But nope, she couldn’t. She needed to get the heck out of Dodge before she did something incredibly stupid. So she ran into the courtyard of her building without looking back.
It was second nature to slow at the fountain and search her pockets. Dog treats. Her keys. And yes, a nickel, which she tossed into the water to make her usual wish.
Old Man Eddie, the homeless guy who lived in the alley, poked his head out. He was sitting on his box between two Dumpsters—his favorite spot because from his perch he could see both the courtyard and the street. He was always chipper and smiling, but tonight his smile was devoid of its usual wattage.
“Any of your wishes come true yet?” he asked.
“Not yet. Are you okay?”
He lifted a shoulder. “Waiting for my holiday cheer to kick in.”
A lot of people in the building took turns making sure Eddie had everything he needed, but mostly it was Spence, herself, and Elle in charge. They’d tried getting him into a shelter several times but he preferred his alley. She peered over and could see why he hadn’t found his holiday cheer yet: it was dark and dank. “Brought you dinner,” she said and handed him her doggie bag. “Lobster linguine. Bad for our diet, but totally amazing.”

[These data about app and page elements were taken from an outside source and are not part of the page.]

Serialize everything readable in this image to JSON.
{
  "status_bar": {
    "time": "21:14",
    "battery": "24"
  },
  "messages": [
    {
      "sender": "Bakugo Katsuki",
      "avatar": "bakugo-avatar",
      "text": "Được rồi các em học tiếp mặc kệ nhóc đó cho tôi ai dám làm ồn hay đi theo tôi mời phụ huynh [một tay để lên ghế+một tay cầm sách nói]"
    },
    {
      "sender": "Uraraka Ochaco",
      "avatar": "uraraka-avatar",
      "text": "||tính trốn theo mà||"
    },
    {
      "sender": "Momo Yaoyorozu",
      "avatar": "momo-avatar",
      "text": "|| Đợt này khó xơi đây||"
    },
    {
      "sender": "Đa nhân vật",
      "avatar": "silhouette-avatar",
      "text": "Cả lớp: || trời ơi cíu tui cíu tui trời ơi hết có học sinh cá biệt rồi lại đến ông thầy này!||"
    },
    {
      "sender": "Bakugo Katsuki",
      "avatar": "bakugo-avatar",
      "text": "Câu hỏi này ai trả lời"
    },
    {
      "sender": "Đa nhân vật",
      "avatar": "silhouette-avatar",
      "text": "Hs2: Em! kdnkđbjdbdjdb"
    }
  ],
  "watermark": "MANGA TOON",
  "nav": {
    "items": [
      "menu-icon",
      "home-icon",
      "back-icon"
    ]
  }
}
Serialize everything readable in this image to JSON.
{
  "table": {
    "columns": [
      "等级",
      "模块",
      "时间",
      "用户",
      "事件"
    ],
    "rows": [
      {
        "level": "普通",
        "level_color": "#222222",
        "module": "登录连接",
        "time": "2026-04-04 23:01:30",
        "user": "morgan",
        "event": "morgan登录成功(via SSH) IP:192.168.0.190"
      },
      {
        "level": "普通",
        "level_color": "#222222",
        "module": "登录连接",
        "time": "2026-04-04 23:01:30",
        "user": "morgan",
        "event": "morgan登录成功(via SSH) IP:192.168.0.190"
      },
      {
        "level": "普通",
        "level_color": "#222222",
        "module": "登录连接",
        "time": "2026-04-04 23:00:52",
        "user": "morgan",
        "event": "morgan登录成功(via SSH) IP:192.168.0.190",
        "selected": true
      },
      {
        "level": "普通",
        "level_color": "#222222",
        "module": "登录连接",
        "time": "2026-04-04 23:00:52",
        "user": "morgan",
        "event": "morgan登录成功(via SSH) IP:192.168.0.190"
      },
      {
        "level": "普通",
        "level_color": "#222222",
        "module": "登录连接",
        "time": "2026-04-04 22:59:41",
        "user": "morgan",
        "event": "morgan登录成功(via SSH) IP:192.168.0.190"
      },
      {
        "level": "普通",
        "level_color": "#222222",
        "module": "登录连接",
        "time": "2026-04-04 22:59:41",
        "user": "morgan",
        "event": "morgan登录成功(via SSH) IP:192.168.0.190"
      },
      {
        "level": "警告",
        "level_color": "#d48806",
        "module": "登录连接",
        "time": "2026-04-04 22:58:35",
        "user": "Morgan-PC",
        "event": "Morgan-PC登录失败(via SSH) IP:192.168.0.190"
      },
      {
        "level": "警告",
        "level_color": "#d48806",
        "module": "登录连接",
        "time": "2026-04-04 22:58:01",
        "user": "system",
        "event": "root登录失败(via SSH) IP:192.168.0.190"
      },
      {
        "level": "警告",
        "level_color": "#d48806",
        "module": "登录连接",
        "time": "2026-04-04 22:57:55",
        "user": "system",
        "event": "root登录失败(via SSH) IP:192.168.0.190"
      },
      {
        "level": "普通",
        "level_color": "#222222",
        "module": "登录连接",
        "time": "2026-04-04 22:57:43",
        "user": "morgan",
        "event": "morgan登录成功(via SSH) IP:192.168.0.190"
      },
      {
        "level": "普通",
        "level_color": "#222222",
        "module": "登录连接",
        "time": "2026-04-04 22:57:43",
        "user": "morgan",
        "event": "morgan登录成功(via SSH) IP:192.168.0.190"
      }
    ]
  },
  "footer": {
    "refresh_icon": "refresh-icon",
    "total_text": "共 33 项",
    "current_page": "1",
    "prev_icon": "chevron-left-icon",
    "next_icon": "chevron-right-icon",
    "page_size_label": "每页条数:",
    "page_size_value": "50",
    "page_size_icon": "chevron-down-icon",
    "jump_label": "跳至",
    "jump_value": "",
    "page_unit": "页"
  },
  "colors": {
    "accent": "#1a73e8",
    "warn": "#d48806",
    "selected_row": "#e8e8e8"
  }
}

“Thanks, dudette. What’s the hurry? Bad date?”
“Worse,” she said. “Great date.”
Clutching the leftovers, he nodded like he got it all too well. “Thanks for dinner. Think I’ll walk to the Presidio first though. All the Victorians are decorated with wreaths and lights, and some of them have baskets of candy out.”
“Be safe,” she said and watched him go, her own problems dissolving as her mind raced to find a way to help Eddie find his cheer.
And then it came to her.
Changing directions, she ran to her shop. Quickly letting herself in, she pulled down a string of lights that she’d put up along her checkout counter. She grabbed an extension cord and her staple gun too. Less than three minutes later she was in Eddie’s alley, stapling the string of lights above his spot—between the two Dumpsters.
Stepping back, she eyed her work. The lights lit the alley up in brilliant colors, warming the area and giving some cheer to it as well. Nodding in satisfaction, she left.
When she exited the elevator on the fourth floor five minutes later she was shaking with cold and so deep into her own thoughts that the tall, built shadow of a man standing there scared her nearly out of her own skin.
“Dammit, Keane,” she gasped, hand to her heart. “You startled me.”
“Did you really just decorate the alley for the homeless guy that lives there?” he asked.
“Maybe. And his name is Eddie.”
Keane’s eyes were warm and went a long way toward heating her up. So did his smile.
“Are you laughing at me?” she asked.
“I’d never laugh at a woman who decorates dark alleys and carries a mean stapler gun at crotch level.”
She looked down at the tool in her hand and rolled her eyes. “The alley looked lonely.”
“You mean Eddie looked lonely and you wanted to do something for him.”
He tipped her face up and she found his eyes more serious now. “You’re pretty amazing,” he said. “You know that?”
She squirmed a little bit at the unexpected praise but he didn’t give her any room. “If I ask you a serious question, Willa, will you give me an honest answer?”